RE: It would be so easy. I feel like you probably feel this way all the time. But you look at something you’re just like: It’s right, it’s literally right, just do one thing, just one thing. And you could be everyone’s favorite person. I know I’m not a politician for many reasons, but sometimes I just don’t understand how people just aren’t doing, like this super low hanging fruit. That would be actually relatively easy. Some of these challenges, like universal health care are not necessarily, quote unquote easy to remedy. But there are other things you could totally do, like, student loan debt forgiveness would have been so easy, so easy, and yet. I mean, that’s maybe not the best example, but there are a lot of things like that where it is sort of baffling to me sometimes. I’m just like, man, one thing, give me one thing.
PM: Just to add to what you’re saying the CBC, which is the public broadcaster up here in Canada, ran a, I can’t remember the exact title on it, but it was basically a best Canadian, kind of, contest a decade or so ago, right? It was like: Who was going to be like the number one best Canadian, voted by Canadians across the country. And the person who won was Tommy Douglas, who was the Saskatchewan Premier who introduced universal health care, that became the template for universal health care across the country, our public health care system. That was in the 60s or 70s and he is still remembered as this Canadian that everyone says made a huge difference in our lives all these decades on. Eho else is there to really kind of stand up to that achievement? I think that there is an opportunity there, if we really did want to start improving things for our governments to really step back into that role that they vacated, and actually start making our lives better instead of selling us fantasies of hyper loops and things like that.
RE: Yeah, I live in Berkeley. So we’re adjacent to all the tech central stuff. It is interesting to see the ways in which funding for public projects is largely reliant on tech people to donate large sums of money. That is sort of an interesting thing, I come from New York City. I’m originally from New Jersey, and New York City has its own weird financial politics that I will not get into. But being out here is interesting to see it here in action ou on the West Coast.
PM: It’s like: Just tax them, just tax them. Rose, it’s been so fantastic to talk to you to discuss the way that we think about the future, the way that tech influences how we think about the future, and what you’ve learned from that over the almost eight years of doing your podcast as it winds down now.
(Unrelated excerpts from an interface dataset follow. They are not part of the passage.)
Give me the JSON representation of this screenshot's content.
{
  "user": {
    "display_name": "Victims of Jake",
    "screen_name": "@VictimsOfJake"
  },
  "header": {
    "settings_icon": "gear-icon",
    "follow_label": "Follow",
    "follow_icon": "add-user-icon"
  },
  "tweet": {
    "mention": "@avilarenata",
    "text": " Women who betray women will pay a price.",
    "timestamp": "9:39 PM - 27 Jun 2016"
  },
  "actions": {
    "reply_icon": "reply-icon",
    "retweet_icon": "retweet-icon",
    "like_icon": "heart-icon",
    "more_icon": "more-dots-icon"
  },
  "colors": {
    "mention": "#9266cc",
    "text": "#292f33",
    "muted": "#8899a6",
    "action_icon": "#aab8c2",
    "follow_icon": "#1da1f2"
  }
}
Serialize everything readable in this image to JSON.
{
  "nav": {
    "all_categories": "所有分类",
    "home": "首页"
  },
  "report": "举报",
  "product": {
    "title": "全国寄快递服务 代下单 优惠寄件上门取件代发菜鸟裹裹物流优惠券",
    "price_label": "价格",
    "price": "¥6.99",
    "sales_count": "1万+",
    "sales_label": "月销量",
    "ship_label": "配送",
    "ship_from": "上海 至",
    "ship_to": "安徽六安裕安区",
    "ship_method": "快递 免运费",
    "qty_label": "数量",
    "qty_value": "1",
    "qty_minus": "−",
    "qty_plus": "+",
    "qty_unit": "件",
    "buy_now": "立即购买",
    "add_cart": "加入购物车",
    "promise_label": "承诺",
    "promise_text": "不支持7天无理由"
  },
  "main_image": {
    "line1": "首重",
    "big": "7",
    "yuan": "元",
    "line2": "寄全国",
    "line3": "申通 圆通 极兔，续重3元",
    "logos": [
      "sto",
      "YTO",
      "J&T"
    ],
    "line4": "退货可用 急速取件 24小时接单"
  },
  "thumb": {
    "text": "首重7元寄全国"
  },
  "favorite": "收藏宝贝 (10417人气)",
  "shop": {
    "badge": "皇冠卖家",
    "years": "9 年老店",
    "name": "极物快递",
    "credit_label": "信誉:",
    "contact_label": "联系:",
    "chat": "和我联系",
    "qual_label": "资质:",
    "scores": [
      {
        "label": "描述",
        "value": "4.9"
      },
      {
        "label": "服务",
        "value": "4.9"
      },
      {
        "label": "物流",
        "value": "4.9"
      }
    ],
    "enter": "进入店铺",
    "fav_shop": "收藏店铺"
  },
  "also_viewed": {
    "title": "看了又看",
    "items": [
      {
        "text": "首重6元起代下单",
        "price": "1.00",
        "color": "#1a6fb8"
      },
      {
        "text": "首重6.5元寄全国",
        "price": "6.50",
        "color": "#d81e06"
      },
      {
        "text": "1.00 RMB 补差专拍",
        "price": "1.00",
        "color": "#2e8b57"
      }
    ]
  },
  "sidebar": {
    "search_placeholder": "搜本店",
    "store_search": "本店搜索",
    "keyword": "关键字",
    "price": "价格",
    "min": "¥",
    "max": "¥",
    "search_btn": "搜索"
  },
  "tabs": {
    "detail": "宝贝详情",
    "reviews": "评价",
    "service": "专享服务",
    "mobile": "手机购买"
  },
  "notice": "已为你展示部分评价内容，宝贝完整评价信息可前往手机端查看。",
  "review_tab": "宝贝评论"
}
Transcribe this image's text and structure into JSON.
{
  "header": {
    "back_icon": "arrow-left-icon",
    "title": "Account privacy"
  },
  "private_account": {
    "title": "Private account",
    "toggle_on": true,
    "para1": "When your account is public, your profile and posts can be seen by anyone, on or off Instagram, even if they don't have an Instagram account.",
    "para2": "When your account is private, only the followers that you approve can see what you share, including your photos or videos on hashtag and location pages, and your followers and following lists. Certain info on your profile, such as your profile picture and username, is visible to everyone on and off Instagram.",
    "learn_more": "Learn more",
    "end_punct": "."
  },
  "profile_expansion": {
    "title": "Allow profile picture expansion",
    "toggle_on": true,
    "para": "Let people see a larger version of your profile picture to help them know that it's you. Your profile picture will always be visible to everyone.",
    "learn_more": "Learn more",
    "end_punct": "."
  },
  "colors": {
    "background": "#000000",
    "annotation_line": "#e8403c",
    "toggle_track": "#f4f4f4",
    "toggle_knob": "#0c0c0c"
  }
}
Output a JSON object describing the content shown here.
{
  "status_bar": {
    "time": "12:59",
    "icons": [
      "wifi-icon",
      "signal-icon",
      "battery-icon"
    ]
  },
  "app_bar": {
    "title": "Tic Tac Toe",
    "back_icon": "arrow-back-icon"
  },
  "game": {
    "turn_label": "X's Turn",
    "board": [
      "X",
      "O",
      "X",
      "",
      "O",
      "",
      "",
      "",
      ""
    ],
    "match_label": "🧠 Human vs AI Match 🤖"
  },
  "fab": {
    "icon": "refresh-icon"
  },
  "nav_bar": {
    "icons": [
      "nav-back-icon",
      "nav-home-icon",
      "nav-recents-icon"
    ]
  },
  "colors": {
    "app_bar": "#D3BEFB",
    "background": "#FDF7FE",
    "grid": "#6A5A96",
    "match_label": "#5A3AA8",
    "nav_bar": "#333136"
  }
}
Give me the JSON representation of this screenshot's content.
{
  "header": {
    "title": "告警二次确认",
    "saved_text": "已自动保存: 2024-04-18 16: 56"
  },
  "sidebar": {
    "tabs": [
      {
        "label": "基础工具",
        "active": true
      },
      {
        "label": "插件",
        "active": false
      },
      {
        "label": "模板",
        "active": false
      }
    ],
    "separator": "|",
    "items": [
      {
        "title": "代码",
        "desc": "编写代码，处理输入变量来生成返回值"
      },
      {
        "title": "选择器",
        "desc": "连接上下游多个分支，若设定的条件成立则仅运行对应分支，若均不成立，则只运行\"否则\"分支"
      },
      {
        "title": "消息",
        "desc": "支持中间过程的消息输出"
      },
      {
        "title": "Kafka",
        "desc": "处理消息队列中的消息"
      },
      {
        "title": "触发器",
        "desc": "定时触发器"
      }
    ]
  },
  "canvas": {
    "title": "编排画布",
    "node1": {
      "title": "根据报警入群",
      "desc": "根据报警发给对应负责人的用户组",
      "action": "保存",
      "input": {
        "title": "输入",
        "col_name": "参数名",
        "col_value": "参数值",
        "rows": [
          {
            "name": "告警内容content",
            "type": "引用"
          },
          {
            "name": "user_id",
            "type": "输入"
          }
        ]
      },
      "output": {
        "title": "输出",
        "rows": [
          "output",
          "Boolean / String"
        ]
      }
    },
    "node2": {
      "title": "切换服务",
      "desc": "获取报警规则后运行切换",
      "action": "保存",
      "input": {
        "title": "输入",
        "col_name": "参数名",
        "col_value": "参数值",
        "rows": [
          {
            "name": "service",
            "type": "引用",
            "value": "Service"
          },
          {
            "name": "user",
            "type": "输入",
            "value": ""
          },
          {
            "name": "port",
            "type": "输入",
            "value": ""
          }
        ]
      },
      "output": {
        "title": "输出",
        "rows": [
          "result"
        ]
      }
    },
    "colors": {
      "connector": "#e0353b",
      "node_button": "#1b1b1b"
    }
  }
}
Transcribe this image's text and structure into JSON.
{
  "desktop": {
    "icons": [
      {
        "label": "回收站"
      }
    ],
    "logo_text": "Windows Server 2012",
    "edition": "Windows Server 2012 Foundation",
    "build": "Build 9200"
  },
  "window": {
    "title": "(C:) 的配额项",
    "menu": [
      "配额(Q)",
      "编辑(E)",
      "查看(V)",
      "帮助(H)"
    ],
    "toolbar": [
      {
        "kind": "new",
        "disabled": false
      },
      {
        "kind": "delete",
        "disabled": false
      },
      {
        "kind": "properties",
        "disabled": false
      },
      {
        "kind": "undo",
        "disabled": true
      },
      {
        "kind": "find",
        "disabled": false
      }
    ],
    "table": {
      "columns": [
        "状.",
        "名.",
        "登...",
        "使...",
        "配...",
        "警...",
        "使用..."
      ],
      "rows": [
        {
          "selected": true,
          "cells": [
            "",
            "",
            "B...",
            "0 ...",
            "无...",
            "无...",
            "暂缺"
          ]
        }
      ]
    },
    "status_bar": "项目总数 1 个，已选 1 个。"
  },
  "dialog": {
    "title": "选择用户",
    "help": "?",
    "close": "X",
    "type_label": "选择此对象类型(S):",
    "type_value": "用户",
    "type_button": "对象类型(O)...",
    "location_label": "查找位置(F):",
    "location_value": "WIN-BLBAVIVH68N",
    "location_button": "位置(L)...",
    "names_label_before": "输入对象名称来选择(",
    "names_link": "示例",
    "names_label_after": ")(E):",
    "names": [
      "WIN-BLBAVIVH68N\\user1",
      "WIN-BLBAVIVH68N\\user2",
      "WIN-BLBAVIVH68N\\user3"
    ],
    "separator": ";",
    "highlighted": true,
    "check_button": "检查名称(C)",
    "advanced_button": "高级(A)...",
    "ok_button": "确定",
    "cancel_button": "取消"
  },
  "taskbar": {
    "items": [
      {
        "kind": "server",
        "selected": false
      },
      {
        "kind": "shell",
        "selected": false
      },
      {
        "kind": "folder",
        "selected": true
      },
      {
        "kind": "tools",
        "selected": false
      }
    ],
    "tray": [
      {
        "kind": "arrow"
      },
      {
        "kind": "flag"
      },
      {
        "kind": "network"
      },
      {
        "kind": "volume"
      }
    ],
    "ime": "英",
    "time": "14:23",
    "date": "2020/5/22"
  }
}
I would certainly recommend everyone go check out the last three episodes, but maybe even dig into the archives and see if there are any fun futures that you want to explore by looking through some of those old episodes. Thank you so much for taking the time to chat with me today.
RE: Thanks for having me. This was so fun.